Church of Psychedelia trips are worth taking


The Church of Psychedelia holds the promise of musical challenge for local seekers of sonic adventure.

But don't be in a hurry to bust out the tie-dye: The man behind the event wants it to grow into a regular happening that attracts a diverse and appreciative audience.

'I hope for a really broad range of people to show up,' says musician and booking agent Josh Blanchard. 'I don't want this to be some flash-in-the-pan hipster night, but rather a place where all kinds of people can hang out and be comfortable. Old Deadheads, record geeks and bedroom burnouts Ñ you all are welcome!'

On the second Sunday of each month, Berbati's Pan will showcase mind-expanding bands, trippy troubadours and inscrutable improvisers under the Church of Psychedelia banner.

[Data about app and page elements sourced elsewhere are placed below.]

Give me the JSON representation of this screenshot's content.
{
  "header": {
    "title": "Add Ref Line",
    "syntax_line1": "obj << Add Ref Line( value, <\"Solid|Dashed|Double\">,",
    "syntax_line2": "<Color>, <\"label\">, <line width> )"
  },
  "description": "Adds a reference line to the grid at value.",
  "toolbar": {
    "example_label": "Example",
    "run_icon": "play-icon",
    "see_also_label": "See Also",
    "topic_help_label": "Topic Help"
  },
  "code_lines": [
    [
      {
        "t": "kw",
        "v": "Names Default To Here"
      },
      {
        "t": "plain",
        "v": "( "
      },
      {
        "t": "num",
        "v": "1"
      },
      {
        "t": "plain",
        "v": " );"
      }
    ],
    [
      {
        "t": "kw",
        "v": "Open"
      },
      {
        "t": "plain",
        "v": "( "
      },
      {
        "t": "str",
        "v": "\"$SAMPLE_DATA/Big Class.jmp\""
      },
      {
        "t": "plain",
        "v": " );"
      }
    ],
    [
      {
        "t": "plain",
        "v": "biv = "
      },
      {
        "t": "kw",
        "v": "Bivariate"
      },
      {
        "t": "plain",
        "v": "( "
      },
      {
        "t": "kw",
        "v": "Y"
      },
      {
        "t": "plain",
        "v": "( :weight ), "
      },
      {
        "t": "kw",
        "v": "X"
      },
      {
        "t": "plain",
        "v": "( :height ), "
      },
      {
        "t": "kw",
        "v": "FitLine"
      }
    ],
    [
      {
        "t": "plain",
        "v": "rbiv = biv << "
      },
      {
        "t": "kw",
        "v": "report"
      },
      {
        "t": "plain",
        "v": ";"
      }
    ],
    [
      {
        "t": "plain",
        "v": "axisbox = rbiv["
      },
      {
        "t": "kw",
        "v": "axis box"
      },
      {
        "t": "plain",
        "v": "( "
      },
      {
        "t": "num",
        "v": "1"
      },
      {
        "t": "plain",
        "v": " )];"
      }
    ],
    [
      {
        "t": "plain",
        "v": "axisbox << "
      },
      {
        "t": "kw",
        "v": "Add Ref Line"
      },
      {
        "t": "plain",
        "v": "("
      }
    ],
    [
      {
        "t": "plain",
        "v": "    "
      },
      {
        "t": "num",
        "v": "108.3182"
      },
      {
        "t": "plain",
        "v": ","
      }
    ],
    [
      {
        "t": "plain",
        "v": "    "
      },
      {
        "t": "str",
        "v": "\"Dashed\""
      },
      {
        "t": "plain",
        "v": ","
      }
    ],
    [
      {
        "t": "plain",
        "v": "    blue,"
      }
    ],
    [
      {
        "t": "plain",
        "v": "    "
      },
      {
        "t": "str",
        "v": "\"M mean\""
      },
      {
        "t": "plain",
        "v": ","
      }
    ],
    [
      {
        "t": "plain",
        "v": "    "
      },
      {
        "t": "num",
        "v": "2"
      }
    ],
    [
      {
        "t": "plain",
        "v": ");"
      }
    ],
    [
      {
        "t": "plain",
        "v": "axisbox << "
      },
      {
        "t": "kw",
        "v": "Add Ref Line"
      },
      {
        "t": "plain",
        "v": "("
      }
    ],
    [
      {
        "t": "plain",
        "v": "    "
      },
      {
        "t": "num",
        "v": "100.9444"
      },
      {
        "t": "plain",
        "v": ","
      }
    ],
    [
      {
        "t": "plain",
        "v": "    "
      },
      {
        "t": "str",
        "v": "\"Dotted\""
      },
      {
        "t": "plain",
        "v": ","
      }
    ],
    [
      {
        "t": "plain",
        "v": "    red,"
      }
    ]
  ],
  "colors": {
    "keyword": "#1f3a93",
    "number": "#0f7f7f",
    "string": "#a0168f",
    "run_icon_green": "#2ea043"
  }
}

Lest we fret over a surfeit of free-dancing dervishes and patchouli pilgrims twirling ecstatically to interminable wah-wah solos, Blanchard is quick to point out that the evening will not merely be Dead-icated to styles of yore.

'I think with all kinds of art, it's important to appreciate the significance of the past without getting all crotchety and overly sentimental,' he says. 'There are a lot of modern bands that carry the torch of the '60s psych vibe really well, like Devendra Banhart, Oneida, Dead Meadow and Ghost.

'I want everything from cosmic jazz, to space rock, to shoegazer electronica, to fantasy folk and whatever lies between,' he says about his booking inclinations. 'Right now I'm focusing on local bands and charging free admission to get folks excited about the night, but I would love to have touring acts in the future.'

The debut event will feature Blanchard's band, the Plants, the Evolutionary Jass Band and electronic trio Nudge.

'The Plants are an ambient folk duo comprised of myself and my girlfriend, Molly Griffith,' Blanchard says. 'We try to mix pastoral medieval songs, abstract acoustic compositions and sad, droning folk experiments. Someone told me recently that we sound like a mix between Tyrannosaurus Rex and BŽla Bart—k, which suits me fine.'

Nudge features the talents of former Tra La La guitarist and singer Honey Owens, as well as Brian Foote and Paul Dickow from Fontanelle.

'Nudge sounds like the eternal highway which runs through the veins in your heart Ñ soft and constantly reflecting,' Owens explains cryptically. 'Sometimes we sound like kitties.' Apparently when it comes to modern psychedelia, descriptions, like the music itself, can be rather nebulous.

Blanchard, a 10-year Portland music veteran who has played in bands such as the Mome Raths and (currently) Point Line Plane, notes that the very term 'psychedelia' should not be defined easily, so as to encourage a variety of interpretations.

'I think repetition and sonic density are generally the constants in good psychedelic music,' he says. 'If you can temporarily forget where you are and what you're doing and lose yourself in the sounds, then the music is achieving its purpose.'

And if he could book any three bands from musical history in order to achieve absolute psychedelic perfection?

'Sun Ra, Tangerine Dream and My Bloody Valentine,' he says without hesitation. One thing's for sure: This ain't your daddy's trippin' music.